‘There is no singular truth, no fact that cannot be altered, repositioned and resold to the world.’ -“Degrees of Elision” by Cassandra Khaw
Unsung Stories’ 2084 is a collection of fifteen views of our future inspired by Orwell’s classic novel. What kind of a world could we see one hundred years after Nineteen Eighty-Four? It seems almost redundant to ask if Big Brother will still be watching us. In his introduction, George Sandison suggests that these tales are less predictions of dystopian futures than extensions of our present fears. As technology becomes ever more prevalent in our lives, are our fears of too much surveillance and too little privacy warranted?
As the days cool and grow shorter and the darkness spreads its ebony fingers, are you ready for some chills and thrills?

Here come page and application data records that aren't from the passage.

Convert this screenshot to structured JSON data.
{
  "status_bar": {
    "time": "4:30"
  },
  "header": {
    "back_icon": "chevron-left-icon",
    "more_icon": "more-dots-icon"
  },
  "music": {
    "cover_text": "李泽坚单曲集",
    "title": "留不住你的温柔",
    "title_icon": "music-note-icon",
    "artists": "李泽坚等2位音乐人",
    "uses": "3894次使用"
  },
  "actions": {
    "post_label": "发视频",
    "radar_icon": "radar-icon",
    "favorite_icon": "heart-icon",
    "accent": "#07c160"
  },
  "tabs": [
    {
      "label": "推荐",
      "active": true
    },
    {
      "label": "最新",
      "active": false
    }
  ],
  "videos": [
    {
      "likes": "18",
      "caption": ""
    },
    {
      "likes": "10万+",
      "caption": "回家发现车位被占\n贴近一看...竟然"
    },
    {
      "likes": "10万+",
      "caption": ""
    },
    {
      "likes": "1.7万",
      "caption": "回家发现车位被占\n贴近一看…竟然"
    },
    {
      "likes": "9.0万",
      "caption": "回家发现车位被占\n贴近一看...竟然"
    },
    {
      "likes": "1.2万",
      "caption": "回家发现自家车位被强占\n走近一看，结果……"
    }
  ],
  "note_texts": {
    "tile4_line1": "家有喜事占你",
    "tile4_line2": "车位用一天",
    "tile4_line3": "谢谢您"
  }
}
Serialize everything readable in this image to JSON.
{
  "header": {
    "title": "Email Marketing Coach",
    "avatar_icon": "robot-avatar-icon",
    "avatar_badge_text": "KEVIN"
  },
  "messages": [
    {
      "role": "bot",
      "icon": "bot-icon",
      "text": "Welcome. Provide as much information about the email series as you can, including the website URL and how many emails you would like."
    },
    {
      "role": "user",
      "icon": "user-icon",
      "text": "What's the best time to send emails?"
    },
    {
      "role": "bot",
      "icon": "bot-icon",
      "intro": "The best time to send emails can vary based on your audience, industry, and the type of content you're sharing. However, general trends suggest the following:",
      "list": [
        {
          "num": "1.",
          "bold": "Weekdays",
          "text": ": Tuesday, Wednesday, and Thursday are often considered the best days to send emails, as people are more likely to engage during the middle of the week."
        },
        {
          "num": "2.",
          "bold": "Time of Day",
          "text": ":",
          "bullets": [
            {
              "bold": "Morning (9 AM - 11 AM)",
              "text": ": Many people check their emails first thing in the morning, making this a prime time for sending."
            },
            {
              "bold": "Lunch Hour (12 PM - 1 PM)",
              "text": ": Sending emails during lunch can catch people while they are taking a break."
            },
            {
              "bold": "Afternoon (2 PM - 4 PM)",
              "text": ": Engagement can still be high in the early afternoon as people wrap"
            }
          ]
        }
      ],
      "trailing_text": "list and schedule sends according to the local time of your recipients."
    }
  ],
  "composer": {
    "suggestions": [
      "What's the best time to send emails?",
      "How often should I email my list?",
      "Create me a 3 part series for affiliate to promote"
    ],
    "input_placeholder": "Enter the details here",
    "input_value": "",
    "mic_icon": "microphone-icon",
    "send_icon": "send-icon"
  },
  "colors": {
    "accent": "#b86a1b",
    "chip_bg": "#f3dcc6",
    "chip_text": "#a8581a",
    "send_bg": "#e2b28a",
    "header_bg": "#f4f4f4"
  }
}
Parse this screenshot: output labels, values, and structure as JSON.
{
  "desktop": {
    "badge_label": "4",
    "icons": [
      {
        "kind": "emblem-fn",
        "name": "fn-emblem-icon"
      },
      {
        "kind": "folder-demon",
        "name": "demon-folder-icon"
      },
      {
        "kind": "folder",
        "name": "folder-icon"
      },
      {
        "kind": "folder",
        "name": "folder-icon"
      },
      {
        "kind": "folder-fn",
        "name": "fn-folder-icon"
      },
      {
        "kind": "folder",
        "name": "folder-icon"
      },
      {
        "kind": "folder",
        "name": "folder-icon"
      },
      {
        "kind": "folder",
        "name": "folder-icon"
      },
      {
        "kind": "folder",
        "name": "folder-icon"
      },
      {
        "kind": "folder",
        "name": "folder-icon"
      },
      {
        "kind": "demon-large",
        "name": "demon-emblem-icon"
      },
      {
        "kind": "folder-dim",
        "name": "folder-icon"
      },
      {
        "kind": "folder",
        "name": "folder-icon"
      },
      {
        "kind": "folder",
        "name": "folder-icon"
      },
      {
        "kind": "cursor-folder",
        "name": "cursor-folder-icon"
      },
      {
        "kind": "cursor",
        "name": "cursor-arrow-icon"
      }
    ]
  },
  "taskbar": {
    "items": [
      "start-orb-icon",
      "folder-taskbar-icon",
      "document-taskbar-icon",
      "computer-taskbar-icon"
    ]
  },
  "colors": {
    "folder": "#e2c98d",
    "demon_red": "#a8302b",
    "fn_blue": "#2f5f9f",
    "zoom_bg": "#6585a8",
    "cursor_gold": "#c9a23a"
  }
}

Yes, it’s that time of year again when I make – and often fail to complete – a plan for my October reading. As the theme is Hallowe’en, my chosen genre is horror or any kind of weird fiction. I’m planning to focus on novellas and short stories this year as my reading-time has shrunk over the last few months. So, without further ado, here is my list of stories to read as I tentatively set foot into the October country. Continue reading →
In my last post, I wrote of a “Summer Meltdown” which had left me struggling to read – and especially finish – books. To those who responded, thank you so much for taking the time to read and offer advice or support, I really appreciate it.
The boiling heat of 2018’s summer has finally subsided, and autumn’s cooling touch has brought some welcome relief. BUT I still haven’t reached the end of a book. Wtf?
I’ve been doing a bit of soul searching, trying to find a deeper reason than the summer’s heat knocking everyone out, and I think I’ve discovered what’s been missing.
Let me ask you a question. What was the last book you read that you truly couldn’t put down? You know, the kind of story in which you become so caught up that you resent the time spent NOT reading it. A book or story that you keep thinking about when you’re not reading it. One which you can’t wait to get back to reading once your work or chores are done. Continue reading →